GLOUCESTER, MILES de, Earl of Hereford (d. 1143), was the son and heir of Walter de Gloucester, hereditary castellan of Gloucester and sheriff of the shire, by Berta, his wife. Walter's father, Roger ‘de Pistres,’ had been sheriff before him, but was dead in 1086 (Domesday Book). Walter was in favour with Henry I, three of whose charters to him are extant (Duchy of Lancaster: Royal Charters). He held the post of a royal constable. Early in 1121 his son Miles was given the hand of Sibyl, daughter of Bernard de Neufmarché, the conqueror of Brecknock, with the reversion of her father's possessions (ib.) In the Pipe Roll of 1130 Walter is found to have been succeeded by his son, having died (or retired to Llanthony Abbey, according to its chronicle) in or before 1129 (Rot. Pip. 31 Hen. I). Miles was now (i.e. from 1128 at least) sheriff of Gloucestershire and Staffordshire, a justice itinerant, and a justice of the forest.
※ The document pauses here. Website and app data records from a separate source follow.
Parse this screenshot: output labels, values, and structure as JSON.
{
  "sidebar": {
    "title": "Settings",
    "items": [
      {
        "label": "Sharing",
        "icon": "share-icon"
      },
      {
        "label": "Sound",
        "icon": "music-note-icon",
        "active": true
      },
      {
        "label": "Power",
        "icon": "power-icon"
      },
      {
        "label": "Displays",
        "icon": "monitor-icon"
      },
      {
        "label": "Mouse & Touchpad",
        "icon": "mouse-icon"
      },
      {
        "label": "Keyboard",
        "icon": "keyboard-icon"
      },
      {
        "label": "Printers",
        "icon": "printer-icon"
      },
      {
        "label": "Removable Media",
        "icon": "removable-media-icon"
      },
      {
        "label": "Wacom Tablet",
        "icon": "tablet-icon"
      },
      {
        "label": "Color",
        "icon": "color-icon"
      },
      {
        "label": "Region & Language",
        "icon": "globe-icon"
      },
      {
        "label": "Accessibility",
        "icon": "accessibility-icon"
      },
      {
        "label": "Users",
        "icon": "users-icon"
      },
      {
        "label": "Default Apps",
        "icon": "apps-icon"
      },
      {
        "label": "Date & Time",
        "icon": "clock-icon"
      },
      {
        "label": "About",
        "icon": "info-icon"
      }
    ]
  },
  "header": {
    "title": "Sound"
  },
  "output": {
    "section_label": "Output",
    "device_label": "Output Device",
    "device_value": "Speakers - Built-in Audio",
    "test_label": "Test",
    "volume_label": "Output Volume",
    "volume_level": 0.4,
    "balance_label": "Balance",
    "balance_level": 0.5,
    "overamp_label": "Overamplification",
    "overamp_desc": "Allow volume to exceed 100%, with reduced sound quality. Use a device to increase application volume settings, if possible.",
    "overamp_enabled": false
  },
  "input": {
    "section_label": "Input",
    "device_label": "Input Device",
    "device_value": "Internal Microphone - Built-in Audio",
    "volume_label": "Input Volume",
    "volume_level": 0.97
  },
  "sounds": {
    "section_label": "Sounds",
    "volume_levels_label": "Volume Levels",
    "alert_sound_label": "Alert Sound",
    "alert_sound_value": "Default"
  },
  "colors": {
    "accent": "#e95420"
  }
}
He had also (though the fact has been doubted) been granted his father's office of constable by a special charter (Dugdale MSS.) In conjunction with Pain Fitzjohn [see Fitzjohn, Pain], sheriff of Herefordshire and Shropshire, he ruled the whole Welsh border ‘from the Severn to the sea’ (Gesta Stephani, p. 17).
On the accession of Stephen he set himself to secure the allegiance of these two lords-marchers, who at length, on receiving a safe-conduct and obtaining all they asked for, did him homage (ib.) It was at Reading that they met the king early in 1136. This we learn from two charters there tested, one of which was printed by Madox (History of the Exchequer, p. 135), by which Stephen confirms to Miles, ‘sicut baroni et justiciario meo,’ the shrievalty of Gloucestershire, the constableship of Gloucester Castle, and the ‘honour’ of Brecknock. Miles is next found attending the Easter court at Westminster as one of the royal constables (Rymer, Fœdera, new ed. i. 16), and, shortly after, the Oxford council in the same capacity (Rich. Hexham, p. 149). He was then despatched to the aid of the widow of Richard Fitz-Gilbert [see Clare, Richard de, (d. 1136?)], who was